**ASSIGNED TASK:**
For every record beneath this instruction, give an exact repetition, omitting images.

**DATA FOR REVIEW:**
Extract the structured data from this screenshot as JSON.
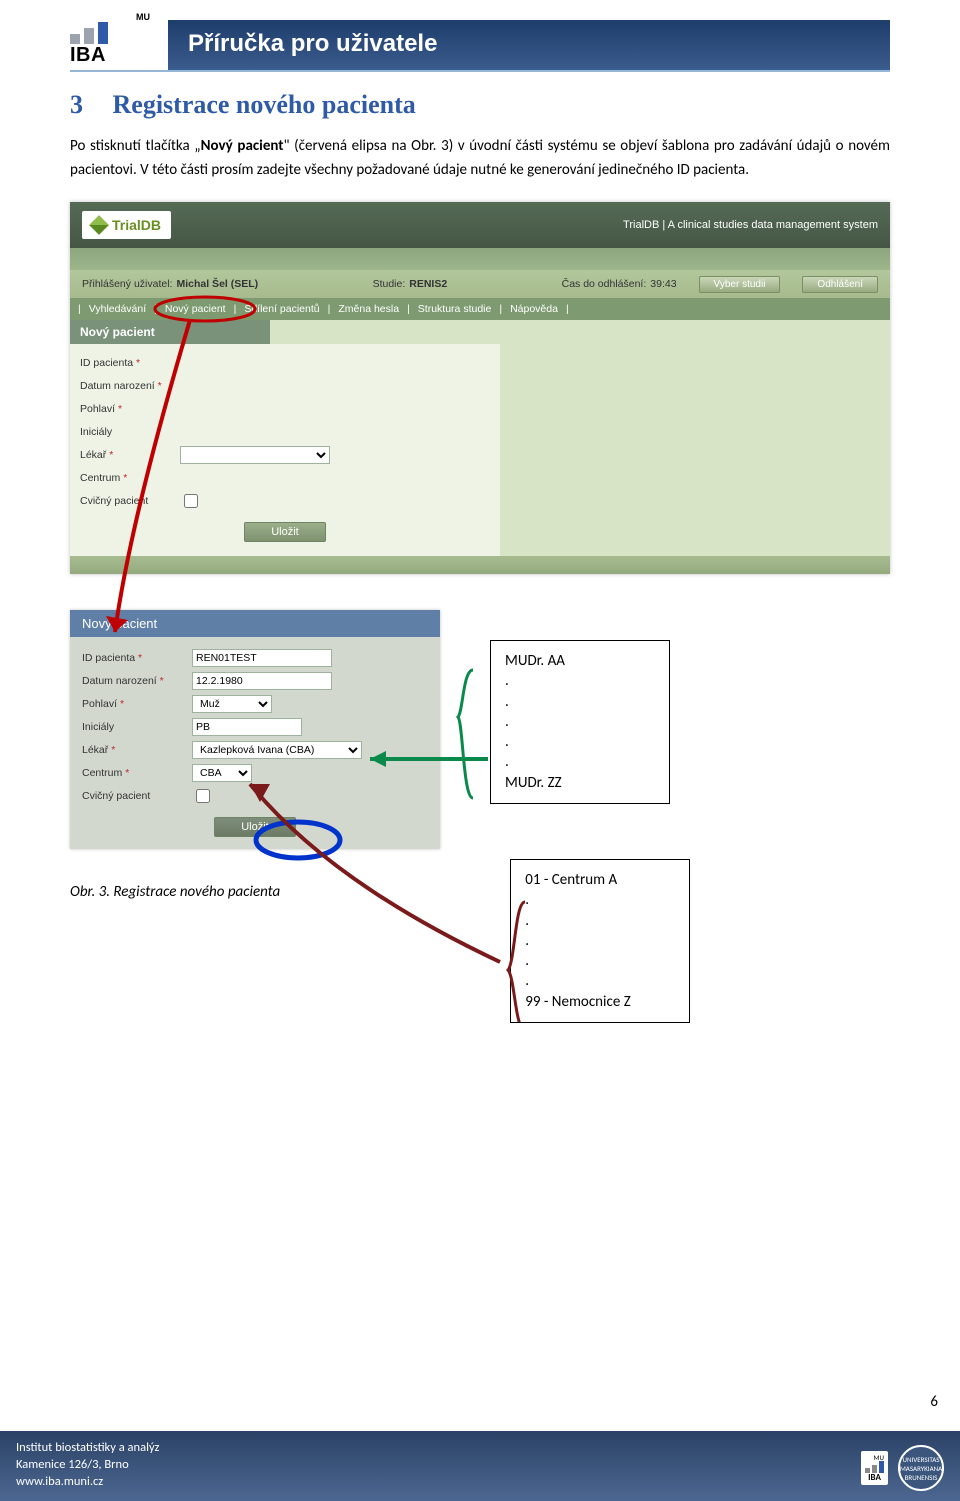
{
  "header": {
    "mu": "MU",
    "iba": "IBA",
    "title": "Příručka pro uživatele"
  },
  "section": {
    "number": "3",
    "title": "Registrace nového pacienta"
  },
  "paragraph": {
    "p1a": "Po stisknutí tlačítka „",
    "p1b": "Nový pacient",
    "p1c": "\" (červená elipsa na Obr. 3) v úvodní části systému se objeví šablona pro zadávání údajů o novém pacientovi. V této části prosím zadejte všechny požadované údaje nutné ke generování jedinečného ID pacienta."
  },
  "shot1": {
    "logo": "TrialDB",
    "tagline": "TrialDB | A clinical studies data management system",
    "info_user_label": "Přihlášený uživatel:",
    "info_user_value": "Michal Šel (SEL)",
    "info_study_label": "Studie:",
    "info_study_value": "RENIS2",
    "info_time_label": "Čas do odhlášení:",
    "info_time_value": "39:43",
    "btn_select": "Vyber studii",
    "btn_logout": "Odhlášení",
    "nav": [
      "Vyhledávání",
      "Nový pacient",
      "Sdílení pacientů",
      "Změna hesla",
      "Struktura studie",
      "Nápověda"
    ],
    "panel_title": "Nový pacient",
    "labels": {
      "id": "ID pacienta",
      "dob": "Datum narození",
      "sex": "Pohlaví",
      "initials": "Iniciály",
      "doctor": "Lékař",
      "center": "Centrum",
      "training": "Cvičný pacient"
    },
    "save": "Uložit"
  },
  "shot2": {
    "panel_title": "Nový pacient",
    "values": {
      "id": "REN01TEST",
      "dob": "12.2.1980",
      "sex": "Muž",
      "initials": "PB",
      "doctor": "Kazlepková Ivana (CBA)",
      "center": "CBA"
    },
    "save": "Uložit"
  },
  "callout_doctors": {
    "first": "MUDr. AA",
    "dots": ".",
    "last": "MUDr. ZZ"
  },
  "callout_centers": {
    "first": "01 - Centrum A",
    "dots": ".",
    "last": "99 - Nemocnice Z"
  },
  "caption": "Obr. 3. Registrace nového pacienta",
  "footer": {
    "l1": "Institut biostatistiky a analýz",
    "l2": "Kamenice 126/3, Brno",
    "l3": "www.iba.muni.cz",
    "page": "6",
    "seal": "UNIVERSITAS MASARYKIANA BRUNENSIS"
  }
}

**OUTPUT OF THE EXERCISE:**
Extract the structured data from this screenshot as JSON.
{
  "header": {
    "mu": "MU",
    "iba": "IBA",
    "title": "Příručka pro uživatele"
  },
  "section": {
    "number": "3",
    "title": "Registrace nového pacienta"
  },
  "paragraph": {
    "p1a": "Po stisknutí tlačítka „",
    "p1b": "Nový pacient",
    "p1c": "\" (červená elipsa na Obr. 3) v úvodní části systému se objeví šablona pro zadávání údajů o novém pacientovi. V této části prosím zadejte všechny požadované údaje nutné ke generování jedinečného ID pacienta."
  },
  "shot1": {
    "logo": "TrialDB",
    "tagline": "TrialDB | A clinical studies data management system",
    "info_user_label": "Přihlášený uživatel:",
    "info_user_value": "Michal Šel (SEL)",
    "info_study_label": "Studie:",
    "info_study_value": "RENIS2",
    "info_time_label": "Čas do odhlášení:",
    "info_time_value": "39:43",
    "btn_select": "Vyber studii",
    "btn_logout": "Odhlášení",
    "nav": [
      "Vyhledávání",
      "Nový pacient",
      "Sdílení pacientů",
      "Změna hesla",
      "Struktura studie",
      "Nápověda"
    ],
    "panel_title": "Nový pacient",
    "labels": {
      "id": "ID pacienta",
      "dob": "Datum narození",
      "sex": "Pohlaví",
      "initials": "Iniciály",
      "doctor": "Lékař",
      "center": "Centrum",
      "training": "Cvičný pacient"
    },
    "save": "Uložit"
  },
  "shot2": {
    "panel_title": "Nový pacient",
    "values": {
      "id": "REN01TEST",
      "dob": "12.2.1980",
      "sex": "Muž",
      "initials": "PB",
      "doctor": "Kazlepková Ivana (CBA)",
      "center": "CBA"
    },
    "save": "Uložit"
  },
  "callout_doctors": {
    "first": "MUDr. AA",
    "dots": ".",
    "last": "MUDr. ZZ"
  },
  "callout_centers": {
    "first": "01 - Centrum A",
    "dots": ".",
    "last": "99 - Nemocnice Z"
  },
  "caption": "Obr. 3. Registrace nového pacienta",
  "footer": {
    "l1": "Institut biostatistiky a analýz",
    "l2": "Kamenice 126/3, Brno",
    "l3": "www.iba.muni.cz",
    "page": "6",
    "seal": "UNIVERSITAS MASARYKIANA BRUNENSIS"
  }
}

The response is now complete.